Coronavirus (COVID-19) Health and Safety Guide
ASERT has compiled resources for those with autism and those who care for people with autism relating to the current COVID-19 outbreak.
Is it possible for an aspie to break their day-to-day routine successfully? Yes. This summer I took a trip up to Stowe, Vermont. It was the first time that I’d been up there, but that wasn’t the most significant part of the trip. The most significant part of the trip was that I was in close confines with my parents and two old family friends for a week. I had no Xbox to entertain or distract me and no routine to keep me on track.
In all honesty the lack of my Xbox wasn’t all that important to me. We were hiking in the surrounding mountains for most of the day nearly every day and the cabin we were staying in had WiFi. I used my iPad as a substitute for my Xbox by watching videos on YouTube and reading. I also took my bow and a target with me to practice archery during the days that we didn’t hike.
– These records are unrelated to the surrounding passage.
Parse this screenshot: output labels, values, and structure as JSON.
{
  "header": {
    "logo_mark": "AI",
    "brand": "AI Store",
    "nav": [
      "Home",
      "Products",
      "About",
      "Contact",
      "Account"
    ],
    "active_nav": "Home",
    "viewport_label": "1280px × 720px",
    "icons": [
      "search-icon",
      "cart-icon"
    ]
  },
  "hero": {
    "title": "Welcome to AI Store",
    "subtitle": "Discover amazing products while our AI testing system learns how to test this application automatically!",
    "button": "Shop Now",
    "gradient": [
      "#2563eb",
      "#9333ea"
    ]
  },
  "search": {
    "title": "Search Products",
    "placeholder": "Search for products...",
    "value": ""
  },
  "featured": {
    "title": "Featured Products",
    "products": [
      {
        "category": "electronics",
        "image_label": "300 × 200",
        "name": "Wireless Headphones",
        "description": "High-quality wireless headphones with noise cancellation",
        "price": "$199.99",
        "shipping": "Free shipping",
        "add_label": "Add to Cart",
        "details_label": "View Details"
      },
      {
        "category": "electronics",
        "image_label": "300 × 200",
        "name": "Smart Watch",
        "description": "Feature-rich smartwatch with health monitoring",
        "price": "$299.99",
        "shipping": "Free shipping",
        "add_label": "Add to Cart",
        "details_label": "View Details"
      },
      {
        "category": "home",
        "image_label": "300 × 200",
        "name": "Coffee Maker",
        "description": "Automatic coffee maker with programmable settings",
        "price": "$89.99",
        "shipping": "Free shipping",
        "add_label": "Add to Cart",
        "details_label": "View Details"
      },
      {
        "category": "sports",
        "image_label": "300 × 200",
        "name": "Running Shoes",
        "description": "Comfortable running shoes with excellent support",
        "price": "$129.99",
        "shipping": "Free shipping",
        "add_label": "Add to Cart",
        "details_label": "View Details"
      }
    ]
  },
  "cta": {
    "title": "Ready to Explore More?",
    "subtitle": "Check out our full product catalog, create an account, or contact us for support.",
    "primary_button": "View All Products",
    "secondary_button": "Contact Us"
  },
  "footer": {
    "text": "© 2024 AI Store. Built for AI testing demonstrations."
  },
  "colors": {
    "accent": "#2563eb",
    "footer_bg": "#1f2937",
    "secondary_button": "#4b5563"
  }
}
The lack of routine, while a shock to my daily habits, did allow me to do several new things. For one, I had to accept things as they came. I went along with what my parents and our friends were doing and tried to find something entertaining or interesting during each new experience. One day we drove around Lake Champlain for about half a day with spotty cell service. On a different day we hiked to the peak of a mountain about a thousand feet above the valley on a fairly warm day with a limited amount of water. We also spent part of a day hiking on a private property where I was able to cut a branch from a fallen tree to carve a nice walking stick.
Unfortunately the lack of routine did cause me to forget to take some medication that helps regulate my mood, making me more irritable later in the week. The main reason why I forgot to take my medication was that I always take it with my morning coffee, but most days we went to a cafe for breakfast and I wasn’t able to take my medication with me because we would go hiking immediately after breakfast. I could tell as the week went on that I was becoming more short-tempered from the lack of medication. I should’ve told my parents that I was missing doses, but for some reason it never occurred to me to tell my parents. I should’ve told them so that they could adjust our schedule to accommodate me.
The biggest take away from my trip is that I can be pushed out of my comfort zone without disastrous consequences. We can all learn to accept our circumstances and try to find something interesting or entertaining to replace routine activities. Most importantly, keep the lines of communication open with your support system when you’re trying something new.